    What sorts of books have your tried (and not liked), I’ve “tasted” some few (in my year or so of being Orthodox 😉 ).

  3. Mark says:

    DebD,
    Oh, I had a thought (and it’s free!). At the ethereal (online) library, hop over to the “church fathers” link and download the St. Cassian pdf. His conferences are, I found, quite readable. He’s also excerpted in the (in think volume 1) of the Philokalia (in the English printing).

  4. DebD says:

    Mark,

    I’ve *tried* a lot of Orthodox books. That is why I ask if he is approachable.

    In fact. s-p over at Pithless Thoughts has a insightful entry (the comments are good too) about reading Lossky.. I related to Grace’s comment quite a bit.

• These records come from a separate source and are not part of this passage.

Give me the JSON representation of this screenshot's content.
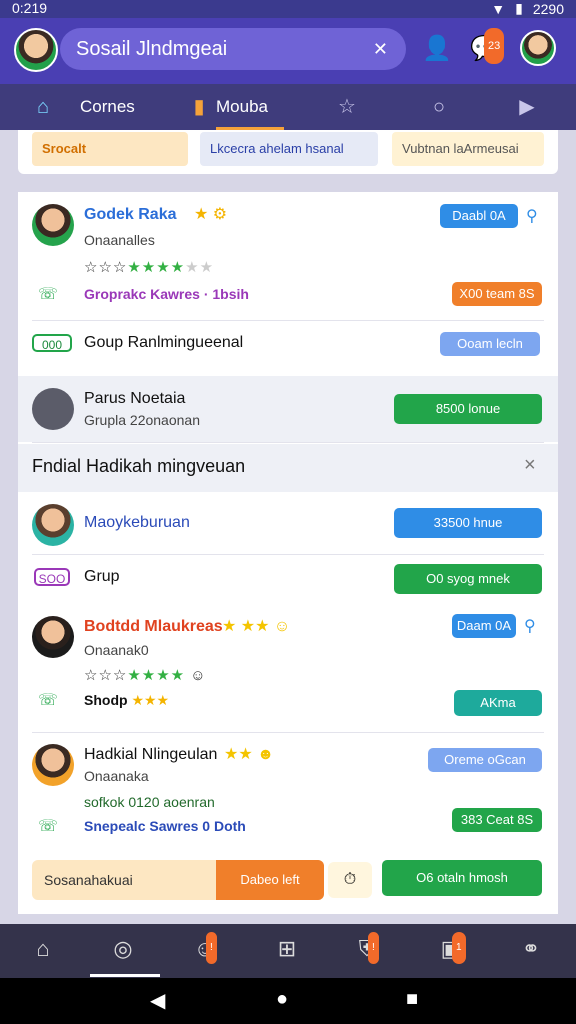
{
  "status": {
    "time": "0:219",
    "right": "2290"
  },
  "header": {
    "app_title": "Sosail Jlndmgeai",
    "close_glyph": "✕"
  },
  "top_badge": "23",
  "tabs": [
    {
      "label": "Cornes"
    },
    {
      "label": "Mouba"
    }
  ],
  "filters": [
    {
      "label": "Srocalt"
    },
    {
      "label": "Lkcecra ahelam hsanal"
    },
    {
      "label": "Vubtnan laArmeusai"
    }
  ],
  "rows": [
    {
      "name": "Godek Raka",
      "sub": "Onaanalles",
      "line": "Groprakc Kawres · 1bsih",
      "button": "Daabl 0A",
      "button2": "X00 team 8S"
    },
    {
      "tag": "000",
      "title": "Goup Ranlmingueenal",
      "button": "Ooam lecln"
    },
    {
      "name": "Parus Noetaia",
      "sub": "Grupla 22onaonan",
      "button": "8500 lonue"
    },
    {
      "title": "Fndial Hadikah mingveuan",
      "close": "×"
    },
    {
      "name": "Maoykeburuan",
      "button": "33500 hnue"
    },
    {
      "tag": "SOO",
      "title": "Grup",
      "button": "O0 syog mnek"
    },
    {
      "name": "Bodtdd Mlaukreas",
      "sub": "Onaanak0",
      "line": "Shodp",
      "button": "Daam 0A",
      "button2": "AKma"
    },
    {
      "name": "Hadkial Nlingeulan",
      "sub": "Onaanaka",
      "line": "sofkok 0120 aoenran",
      "line2": "Snepealc Sawres 0 Doth",
      "button": "Oreme oGcan",
      "button2": "383 Ceat 8S"
    },
    {
      "input": "Sosanahakuai",
      "button": "Dabeo left",
      "button2": "O6 otaln hmosh"
    }
  ],
  "bottom_nav": [
    {
      "icon": "home-icon"
    },
    {
      "icon": "location-icon"
    },
    {
      "icon": "people-icon"
    },
    {
      "icon": "inbox-icon"
    },
    {
      "icon": "shield-icon"
    },
    {
      "icon": "camera-icon"
    },
    {
      "icon": "group-icon"
    }
  ],
  "nav_badges": [
    "!",
    "!",
    "1"
  ]
}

    But to what I have read. Besides the standard Schmemann, Hopko and Ware… I’ve read occasionally from the Spiritual Psalter. I also enjoyed Fr. Arseny, Way of the Pilgrim, Bread&Wine, Oil & Water (Webber), The Apostolic Fathers, Orthodox Worship (by Williams), St. Athanasius, Foster’s book on Confession, and Elder Cleopa. I attempted Staniloae about a month ago and need to try it again. I have The Lament of Eve and The Trial of Job on my lenten reading list. Last Lent I used a Church Father’s reading list put together by the Catholics. It was very good, but not necessarily devotional.

    Thats what I can remember.

    Thanks for the link I keep hearing about St. John Cassian and how good he is. I’ll have to try him out.